The eye contact problem.

Everything is to do with the eyes. And that’s not just me writing on a personal note.
There’s the saying “The eyes are the windows to the soul”. Derren Brown had a wonderful segment in one of his shows about how a liar gives themselves away. (It’s in the eyes!) Specsavers even had an advert featuring a giant eye.
As someone with Aspergers, I have a problem with eye contact. (On another ‘eye’ note-I also wear glasses.)
Eye contact is something that I have struggled with for a very long time. For instance, I NEVER understood why a teacher I had use to say “You clearly aren’t listening, because you aren’t looking at me!” (They would then gauge eye-contact, without blinking, and not letting your line of sight wonder away.)
Eye contact: I don’t make it well, and it’s one of my spectrum characteristics. I can make it, but not for very long. I also do not know when is the right time to look away, or wench is too long to look. It also feels, if someone is deliberately trying to hold my eye for longer, that it’s searing into the back of my skull. It is invasive if for too long.
Because.. eye contact is personal. And to keep eye contact has a whole host of social meaning I’m to privy to. (Are you being suggestive, intimate, trying to determine if I am guilty of some dirty trick, or trying to assert dominance?)
Whenever I am at an event, or even networking, I try to stand sideways to someone, on the pretence I can hear them better. (Well, it’s true. And I also don’t have to look them in the eye.) But if I do have to look them in the eye… I look at the top of the nose, a tactic I was taught at fifteen. Just between the eyebrows, before the eyes, near the forehead.
As a journalist, one thing I learnt to pick up on is the eyes. Are you interviewing someone? Maintaining excessive eye contact could suggest guilt that they are trying to cover up, or an air of arrogance/confidence. A lack of it could suggest nervous, a curiosity about the surrounding environment, or disinterest.
But if someone on spectrum is with you, please don’t try to force eye contact deliberately. Don’t try to pretend “they are ‘normal'” by doing it, or trying to gauge a response. It’s a trait that some people on spectrum have, after all. It’s not going away with a click of the fingers.

9 Comments

  1. January 24, 2018 / 2:53 pm

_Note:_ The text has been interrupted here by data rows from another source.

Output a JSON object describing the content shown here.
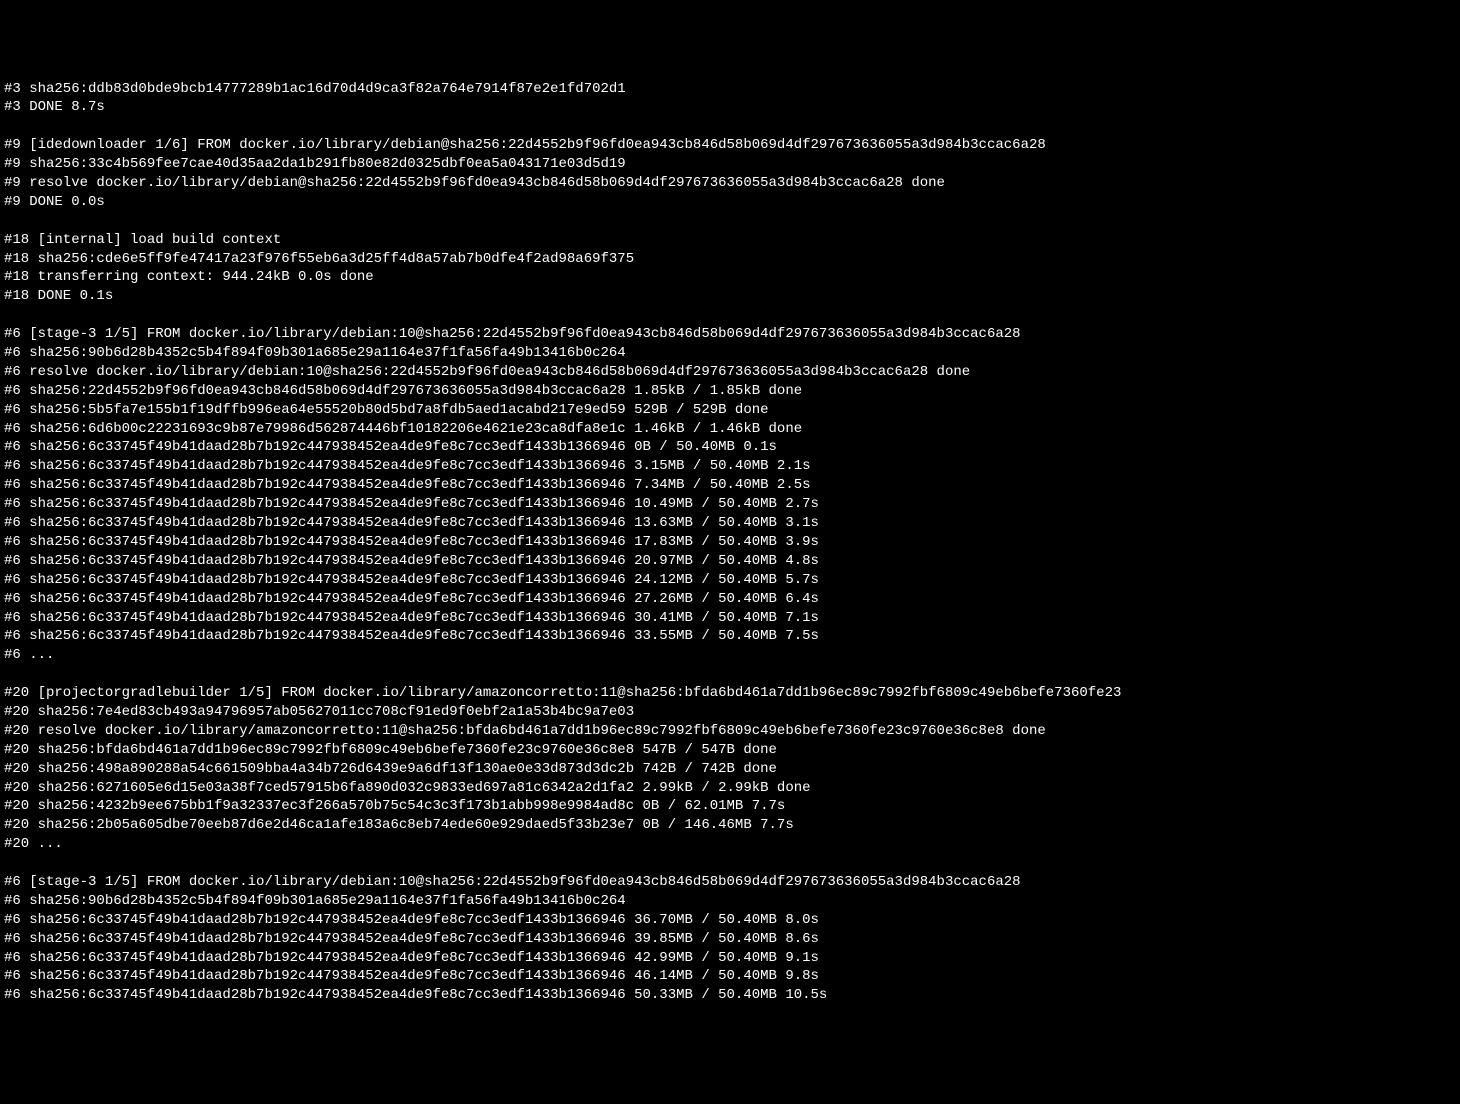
{
  "lines": [
    "#3 sha256:ddb83d0bde9bcb14777289b1ac16d70d4d9ca3f82a764e7914f87e2e1fd702d1",
    "#3 DONE 8.7s",
    "",
    "#9 [idedownloader 1/6] FROM docker.io/library/debian@sha256:22d4552b9f96fd0ea943cb846d58b069d4df297673636055a3d984b3ccac6a28",
    "#9 sha256:33c4b569fee7cae40d35aa2da1b291fb80e82d0325dbf0ea5a043171e03d5d19",
    "#9 resolve docker.io/library/debian@sha256:22d4552b9f96fd0ea943cb846d58b069d4df297673636055a3d984b3ccac6a28 done",
    "#9 DONE 0.0s",
    "",
    "#18 [internal] load build context",
    "#18 sha256:cde6e5ff9fe47417a23f976f55eb6a3d25ff4d8a57ab7b0dfe4f2ad98a69f375",
    "#18 transferring context: 944.24kB 0.0s done",
    "#18 DONE 0.1s",
    "",
    "#6 [stage-3 1/5] FROM docker.io/library/debian:10@sha256:22d4552b9f96fd0ea943cb846d58b069d4df297673636055a3d984b3ccac6a28",
    "#6 sha256:90b6d28b4352c5b4f894f09b301a685e29a1164e37f1fa56fa49b13416b0c264",
    "#6 resolve docker.io/library/debian:10@sha256:22d4552b9f96fd0ea943cb846d58b069d4df297673636055a3d984b3ccac6a28 done",
    "#6 sha256:22d4552b9f96fd0ea943cb846d58b069d4df297673636055a3d984b3ccac6a28 1.85kB / 1.85kB done",
    "#6 sha256:5b5fa7e155b1f19dffb996ea64e55520b80d5bd7a8fdb5aed1acabd217e9ed59 529B / 529B done",
    "#6 sha256:6d6b00c22231693c9b87e79986d562874446bf10182206e4621e23ca8dfa8e1c 1.46kB / 1.46kB done",
    "#6 sha256:6c33745f49b41daad28b7b192c447938452ea4de9fe8c7cc3edf1433b1366946 0B / 50.40MB 0.1s",
    "#6 sha256:6c33745f49b41daad28b7b192c447938452ea4de9fe8c7cc3edf1433b1366946 3.15MB / 50.40MB 2.1s",
    "#6 sha256:6c33745f49b41daad28b7b192c447938452ea4de9fe8c7cc3edf1433b1366946 7.34MB / 50.40MB 2.5s",
    "#6 sha256:6c33745f49b41daad28b7b192c447938452ea4de9fe8c7cc3edf1433b1366946 10.49MB / 50.40MB 2.7s",
    "#6 sha256:6c33745f49b41daad28b7b192c447938452ea4de9fe8c7cc3edf1433b1366946 13.63MB / 50.40MB 3.1s",
    "#6 sha256:6c33745f49b41daad28b7b192c447938452ea4de9fe8c7cc3edf1433b1366946 17.83MB / 50.40MB 3.9s",
    "#6 sha256:6c33745f49b41daad28b7b192c447938452ea4de9fe8c7cc3edf1433b1366946 20.97MB / 50.40MB 4.8s",
    "#6 sha256:6c33745f49b41daad28b7b192c447938452ea4de9fe8c7cc3edf1433b1366946 24.12MB / 50.40MB 5.7s",
    "#6 sha256:6c33745f49b41daad28b7b192c447938452ea4de9fe8c7cc3edf1433b1366946 27.26MB / 50.40MB 6.4s",
    "#6 sha256:6c33745f49b41daad28b7b192c447938452ea4de9fe8c7cc3edf1433b1366946 30.41MB / 50.40MB 7.1s",
    "#6 sha256:6c33745f49b41daad28b7b192c447938452ea4de9fe8c7cc3edf1433b1366946 33.55MB / 50.40MB 7.5s",
    "#6 ...",
    "",
    "#20 [projectorgradlebuilder 1/5] FROM docker.io/library/amazoncorretto:11@sha256:bfda6bd461a7dd1b96ec89c7992fbf6809c49eb6befe7360fe23",
    "#20 sha256:7e4ed83cb493a94796957ab05627011cc708cf91ed9f0ebf2a1a53b4bc9a7e03",
    "#20 resolve docker.io/library/amazoncorretto:11@sha256:bfda6bd461a7dd1b96ec89c7992fbf6809c49eb6befe7360fe23c9760e36c8e8 done",
    "#20 sha256:bfda6bd461a7dd1b96ec89c7992fbf6809c49eb6befe7360fe23c9760e36c8e8 547B / 547B done",
    "#20 sha256:498a890288a54c661509bba4a34b726d6439e9a6df13f130ae0e33d873d3dc2b 742B / 742B done",
    "#20 sha256:6271605e6d15e03a38f7ced57915b6fa890d032c9833ed697a81c6342a2d1fa2 2.99kB / 2.99kB done",
    "#20 sha256:4232b9ee675bb1f9a32337ec3f266a570b75c54c3c3f173b1abb998e9984ad8c 0B / 62.01MB 7.7s",
    "#20 sha256:2b05a605dbe70eeb87d6e2d46ca1afe183a6c8eb74ede60e929daed5f33b23e7 0B / 146.46MB 7.7s",
    "#20 ...",
    "",
    "#6 [stage-3 1/5] FROM docker.io/library/debian:10@sha256:22d4552b9f96fd0ea943cb846d58b069d4df297673636055a3d984b3ccac6a28",
    "#6 sha256:90b6d28b4352c5b4f894f09b301a685e29a1164e37f1fa56fa49b13416b0c264",
    "#6 sha256:6c33745f49b41daad28b7b192c447938452ea4de9fe8c7cc3edf1433b1366946 36.70MB / 50.40MB 8.0s",
    "#6 sha256:6c33745f49b41daad28b7b192c447938452ea4de9fe8c7cc3edf1433b1366946 39.85MB / 50.40MB 8.6s",
    "#6 sha256:6c33745f49b41daad28b7b192c447938452ea4de9fe8c7cc3edf1433b1366946 42.99MB / 50.40MB 9.1s",
    "#6 sha256:6c33745f49b41daad28b7b192c447938452ea4de9fe8c7cc3edf1433b1366946 46.14MB / 50.40MB 9.8s",
    "#6 sha256:6c33745f49b41daad28b7b192c447938452ea4de9fe8c7cc3edf1433b1366946 50.33MB / 50.40MB 10.5s"
  ]
}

    You’re not the only one with eye contact issues. I also struggle with keeping eye contact. I honestly don’t even know why. Maybe it’s because it’s personal like you said. I honestly think it’s because I let my eyes wander and look at my surroundings, and it’s a terrible habit I’ve picked up. It’s something I’m working on though! Great post Lydia xxx
    Melina
    (ps: I’m glad you have comments up again xxx)

    • January 26, 2018 / 3:17 pm

      Ah, comments are back on because for some posts it seemed appropriate to turn them off. (Due to a possibility of trolling..) But if eye contact is altered, it could mean you’re more observant-rather than locking eye contact all the time..

  2. January 24, 2018 / 5:03 pm

    This is something I’ve struggled with over the years. I don’t know about you but I find it quite depressing when people say you can never trust someone who doesn’t look you in the eyes. I suppose this is ignorance on their part, but it still rankles. Anyhow, these days I tend to glance at someone periodically and for a few seconds each time when I am talking. When they speak, I concentrate on their foreheads! 😃

    • January 26, 2018 / 3:15 pm

      What I found really interesting is that lack of eye contact is seen as a sign of guilt; it can be, however it annoys me when this is the default label for someone on spectrum. (Because it isn’t always like that!)

  3. January 24, 2018 / 11:00 pm

    I have spent a lifetime trying to make eye contact while I spoke to someone because that was the ‘normal’ thing to do. Now that I know I’m autistic I understand why I couldn’t do it and now cut myself the slack to look wherever I need to. I can’t help it anyway. Being so aware of what we can’t do (but are expected to) is a recipe for discouragement, isn’t it?
    I like your conversation standing sideways idea. I’m going to have to try this!

    • January 26, 2018 / 3:13 pm

      Good luck trying it; it is a recipe for not being at all encouraging, and sometimes I wish I could change that.

  4. January 25, 2018 / 10:30 pm

    Eye contact is a tough one isn’t it. I do make eye contact with people, but it’s all thought out. I remind myself to do it and then I reach a point where I can’t do it anymore and I have to look away. Then I have to consider when to look back and because I am doing that, I am less engaged in the conversation and sometimes miss things.

    • January 26, 2018 / 3:12 pm

      Eye contact is tough, but I think that listening is the more important thing, rather than appearances.

  5. February 16, 2018 / 12:11 am

    It’s interesting that it’s assumed you’re not listening. I’d like to think there is more education around asd now. Thanks to open and honest people like yourself!

Leave a Reply